A huge rain band has swept parts of SA, delivering record-breaking falls to cities and towns including the capital.
An unseasonal cool change and dramatic wet weather event brought heavy rain, severe thunderstorms and damaging winds to SA this weekend.
More than 20,000 lightning bolts hit the state while wind gusts of more than 100km/h raged.
The event made for the wettest December day in 75 years in Cleve, on SA’s Central Eyre Peninsula, with 55mm falling in the 24 hours to 9am on Sunday. It caused the nearby Yeldulknie Weir to overflow for the first time in nearly 30 years.
Kimba received 47mm, its heaviest December rainfall in 61 years, while Mount Ive saw 51.2mm, breaking a 53-year-old December rainfall record.
Minlaton, Noarlunga and Edithburg received 47.8mm, 40mm and 36.8mm respectively, all of which broke December rainfall records that were more than 20 years old. For Wudinna in western SA, the event set a historic record of 48.6mm received in one day — the largest single-day deluge since that meter opened in 1999.
While the totals mightn’t sound like much in other parts of the country, they’re notable because SA is usually dry at this time of year.
“By the end of [Sunday], it’s anticipated that some of these places will have received more than 100mm of rainfall, and while that’s not a lot for some parts of Australia, it’s typically dry in SA,” Bureau of Meteorology meteorologist Angus Hines said.
“A lot of places [that are] expected to receive between 50 and 100mm of rain only average about 20mm over the course of a typical December, so that’s double or triple what they normally get.”
Adelaide, for instance, received double its average monthly rainfall for December in a single day.
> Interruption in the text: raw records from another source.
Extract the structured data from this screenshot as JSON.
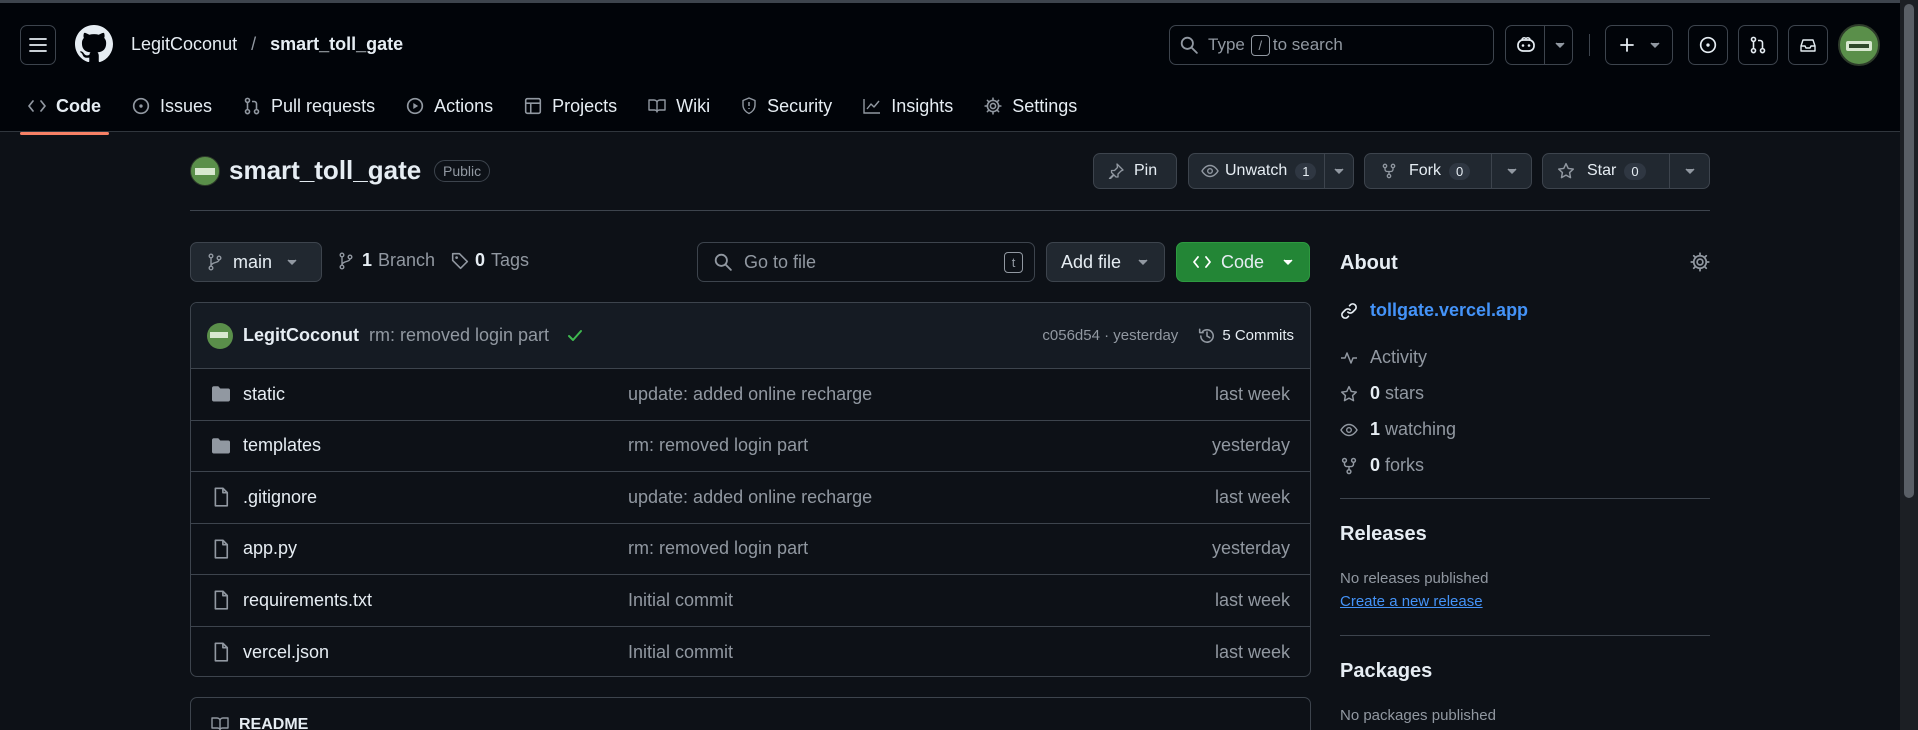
{
  "header": {
    "owner": "LegitCoconut",
    "separator": "/",
    "repo": "smart_toll_gate",
    "search_prefix": "Type",
    "search_key": "/",
    "search_suffix": "to search"
  },
  "tabs": [
    {
      "label": "Code",
      "icon": "code-icon",
      "active": true
    },
    {
      "label": "Issues",
      "icon": "issue-icon"
    },
    {
      "label": "Pull requests",
      "icon": "pull-request-icon"
    },
    {
      "label": "Actions",
      "icon": "play-icon"
    },
    {
      "label": "Projects",
      "icon": "table-icon"
    },
    {
      "label": "Wiki",
      "icon": "book-icon"
    },
    {
      "label": "Security",
      "icon": "shield-icon"
    },
    {
      "label": "Insights",
      "icon": "graph-icon"
    },
    {
      "label": "Settings",
      "icon": "gear-icon"
    }
  ],
  "repo_header": {
    "name": "smart_toll_gate",
    "visibility": "Public",
    "pin": "Pin",
    "unwatch": "Unwatch",
    "watch_count": "1",
    "fork": "Fork",
    "fork_count": "0",
    "star": "Star",
    "star_count": "0"
  },
  "toolbar": {
    "branch": "main",
    "branch_count": "1",
    "branch_label": "Branch",
    "tag_count": "0",
    "tag_label": "Tags",
    "goto_placeholder": "Go to file",
    "goto_key": "t",
    "add_file": "Add file",
    "code": "Code"
  },
  "latest_commit": {
    "author": "LegitCoconut",
    "message": "rm: removed login part",
    "hash": "c056d54 · yesterday",
    "commits": "5 Commits"
  },
  "files": [
    {
      "name": "static",
      "type": "folder",
      "message": "update: added online recharge",
      "date": "last week"
    },
    {
      "name": "templates",
      "type": "folder",
      "message": "rm: removed login part",
      "date": "yesterday"
    },
    {
      "name": ".gitignore",
      "type": "file",
      "message": "update: added online recharge",
      "date": "last week"
    },
    {
      "name": "app.py",
      "type": "file",
      "message": "rm: removed login part",
      "date": "yesterday"
    },
    {
      "name": "requirements.txt",
      "type": "file",
      "message": "Initial commit",
      "date": "last week"
    },
    {
      "name": "vercel.json",
      "type": "file",
      "message": "Initial commit",
      "date": "last week"
    }
  ],
  "readme": {
    "label": "README"
  },
  "about": {
    "title": "About",
    "link": "tollgate.vercel.app",
    "activity": "Activity",
    "stars_count": "0",
    "stars_label": "stars",
    "watching_count": "1",
    "watching_label": "watching",
    "forks_count": "0",
    "forks_label": "forks"
  },
  "releases": {
    "title": "Releases",
    "none": "No releases published",
    "create": "Create a new release"
  },
  "packages": {
    "title": "Packages",
    "none": "No packages published"
  },
  "colors": {
    "background": "#0d1117",
    "header": "#010409",
    "accent_green": "#238636",
    "link_blue": "#4493f8",
    "tab_underline": "#f78166"
  }
}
More than 50mm of rain fell on the city on Saturday, trampling its December average of 25.9mm, according to the BOM.
The region was also battered by strong winds.
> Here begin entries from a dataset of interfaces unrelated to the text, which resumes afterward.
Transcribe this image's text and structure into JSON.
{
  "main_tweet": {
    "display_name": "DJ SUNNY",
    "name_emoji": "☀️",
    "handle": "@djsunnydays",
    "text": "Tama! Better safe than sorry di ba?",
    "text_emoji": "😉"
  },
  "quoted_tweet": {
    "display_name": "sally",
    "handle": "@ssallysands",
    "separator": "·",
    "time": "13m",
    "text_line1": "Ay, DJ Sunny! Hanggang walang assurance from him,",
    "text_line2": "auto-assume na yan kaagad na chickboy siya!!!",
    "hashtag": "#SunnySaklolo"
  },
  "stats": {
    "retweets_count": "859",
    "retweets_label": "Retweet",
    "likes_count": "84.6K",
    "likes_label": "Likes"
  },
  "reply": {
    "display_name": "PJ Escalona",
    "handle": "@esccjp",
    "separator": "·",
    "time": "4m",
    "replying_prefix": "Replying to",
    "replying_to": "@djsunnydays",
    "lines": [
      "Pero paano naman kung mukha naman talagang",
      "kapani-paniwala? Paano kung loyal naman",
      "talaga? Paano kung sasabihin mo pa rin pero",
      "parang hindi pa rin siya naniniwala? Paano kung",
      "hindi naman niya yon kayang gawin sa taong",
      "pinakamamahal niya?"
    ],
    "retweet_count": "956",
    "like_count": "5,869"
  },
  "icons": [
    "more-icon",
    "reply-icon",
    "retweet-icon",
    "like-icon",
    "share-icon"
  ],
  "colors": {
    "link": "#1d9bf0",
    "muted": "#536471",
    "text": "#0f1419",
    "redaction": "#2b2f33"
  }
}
Cape Borda recorded severe gusts of up to 104km/h on Monday morning, while Stenhouse Bay recorded 87 km/h and Cape Willoughby, 81 km/h.
South-easterly winds are “notoriously damaging” for parts of the Mount Lofty Ranges and Adelaide Hills, according to Weatherzone.
“When a low-level inversion forms, such as during a cold day and night like Sunday, south-easterly winds get squeezed between the ground and the inversion like a wind tunnel, amplifying the winds over the region,” Weatherzone meteorologists explained.
More than 900 calls were made to State Emergency Services in SA over the weekend as the wild weather destabilised trees and powerlines.
In Marryatville in Adelaide’s east, a 50 tonne gum tree flattened a family home. Local resident Glynn was inside the home at the time but escaped uninjured.
“I mean it’s pretty devastating, first we’re pretty glad that Dad is OK,” Glynn’s daughter, Hannah, told Channel 9.
More than 30,000 properties lost power while some schools were shuttered on Monday.
The rain also drove bushfire warnings, with an extreme fire danger warning in place for the Murraylands district on Monday.
“Hot and unstable conditions with fresh and gusty southeast to north-easterly winds shifting west to north-westerly with the passage of a trough,” the BOM explained.
“Thunderstorms are expected with strong and erratic outflow winds and the risk of damaging wind gusts and heavy falls.”
A severe thunderstorm warning remains in place for southeast SA, with the rain band and low pressure system expected to linger for several more days.
Flash flooding is possible in locations including Lameroo, Meningie, Karoonda, Berri, Tailem Bend and Coonalpyn, the BOM said.